- HIGH LEVEL PANEL ON UN-CIVIL SOCIETY.
As citizens participate in the open exchange of commonwealth resources, they can form and strengthen social connections and networks with others. Civil society is advanced when citizens can exercise their civic duty of self-governance by participating in political structures that exhibit decentralized power and authority. Civil society is advanced when citizens can openly and voluntarily participate in diverse social affiliations, groups, networks, and structures for self-governance and social transformation.
Community-based civic engagement in systems of social exchange exists when diverse social groups and gatherings are present and permeable.
Civil society is advanced when citizens hold decision-making power, work to strengthen and improve local and regional economies, and exercise sustainable and socially transparent stewardship of societal resources e. The presence and legitimacy of community-based civic authority through systems of political governance increase the ability of citizens to exercise sovereignty over policies and programs that can positively affect their lives and the quality of life in their community.
Civil society is advanced when citizens, acting through community-based groups and associations, are able to use basic civic freedoms and rights e. Civil society is advanced when each citizen is given equitable access to and use of resources required for constructing a satisfying and satisficing life.
HIGH LEVEL PANEL ON UN-CIVIL SOCIETY
A moral condition of equity forms the foundation of activities that expand and strengthen economic conditions for all community members. Economic equity of resources is necessary for producing and sustaining an improved quality of life for all people, especially the poor. In classical Greek thought, justice was accomplished by having people serve the city-state according to their status by birth. Gender, merit, rank, and wealth all were criteria for the role one was expected to play in the society, whether citizen or non-citizen. If the social order became disrupted, "justice" was accomplished by restoring people to their former positions of power and status.
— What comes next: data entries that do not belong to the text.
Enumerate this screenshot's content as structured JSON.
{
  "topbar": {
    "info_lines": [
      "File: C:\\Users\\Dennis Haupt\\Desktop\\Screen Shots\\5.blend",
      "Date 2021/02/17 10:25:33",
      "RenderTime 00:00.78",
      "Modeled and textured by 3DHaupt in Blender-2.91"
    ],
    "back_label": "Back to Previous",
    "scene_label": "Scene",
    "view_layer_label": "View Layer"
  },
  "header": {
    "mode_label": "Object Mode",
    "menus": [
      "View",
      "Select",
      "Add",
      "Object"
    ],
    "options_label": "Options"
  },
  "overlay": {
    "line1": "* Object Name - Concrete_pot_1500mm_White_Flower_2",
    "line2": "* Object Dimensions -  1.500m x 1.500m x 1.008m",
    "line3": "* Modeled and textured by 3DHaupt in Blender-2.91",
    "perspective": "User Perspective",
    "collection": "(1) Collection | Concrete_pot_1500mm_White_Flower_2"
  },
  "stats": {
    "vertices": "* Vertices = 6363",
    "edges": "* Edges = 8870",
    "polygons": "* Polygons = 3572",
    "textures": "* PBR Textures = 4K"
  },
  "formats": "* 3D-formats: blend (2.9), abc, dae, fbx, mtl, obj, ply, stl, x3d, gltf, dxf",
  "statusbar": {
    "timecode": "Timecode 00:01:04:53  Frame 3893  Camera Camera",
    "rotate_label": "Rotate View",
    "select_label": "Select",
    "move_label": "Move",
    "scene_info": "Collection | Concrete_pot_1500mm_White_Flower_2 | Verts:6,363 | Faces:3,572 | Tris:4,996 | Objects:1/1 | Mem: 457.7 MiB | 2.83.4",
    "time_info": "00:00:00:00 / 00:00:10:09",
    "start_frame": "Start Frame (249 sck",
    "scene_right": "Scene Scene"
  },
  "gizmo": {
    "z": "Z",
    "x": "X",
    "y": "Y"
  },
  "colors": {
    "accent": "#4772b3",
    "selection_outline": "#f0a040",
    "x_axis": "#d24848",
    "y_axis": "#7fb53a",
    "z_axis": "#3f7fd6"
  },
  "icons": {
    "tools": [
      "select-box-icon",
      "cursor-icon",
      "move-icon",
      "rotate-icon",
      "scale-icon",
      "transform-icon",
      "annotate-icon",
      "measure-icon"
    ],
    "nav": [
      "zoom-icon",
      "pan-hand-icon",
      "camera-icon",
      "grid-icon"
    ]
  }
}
Unfortunately, the practice of justice according to this particular "rule of law" allowed previous inequalities to continue. The disenfranchised remained excluded after the work of justice. Contemporary views of citizenship and justice reflect these classical ideas in their adherence to a rule of law that is based on the ethical norms of society, but the particular ethical norms have largely shifted.
In the United States, the bases of citizenship and political participation have changed. Heredity, wealth, and social position have given way to the unalienable right of common citizenship legitimized by the Constitution. A law or policy is considered unjust if it is unconstitutional or contrary to the democratically formed rule of law. Civil society is advanced when citizens 1 pursue social transformation through reciprocal, mutually dependent collaboration with others, and 2 negotiate, mediate, and resolve conflict through peaceful, nonviolent means.
The nature of civic environments requires that social relationships in communities be limited and conditional.
Not everyone in a society is invariably viewed as a legitimate member and given equal access to its resources. The term reciprocity highlights two interrelated moral issues of social relationships: how people to treat one another, especially when conflict exists; and how group boundaries are defined and transcended. As we continue through the 21st century, the principles and systems of civil society must move beyond the nation-state to include a global political economy of relations and groups.
Everyone is to be viewed as one another's neighbor; we are mutually responsible for everyone's opportunity to experience a satisfying and satisficing life. Our global economy, having brought us together, pushes us to develop appropriate political and social systems through which participation, authority, and responsibility can be just, equitable, and nonviolent--responding with concern for the disenfranchised, marginalized, and impoverished. His research on topics and issues relevant to international nonprofit organizations includes work in Central America.
Copyright by Timothy J. Barber, Benjamin R. New York: Hill and Wang.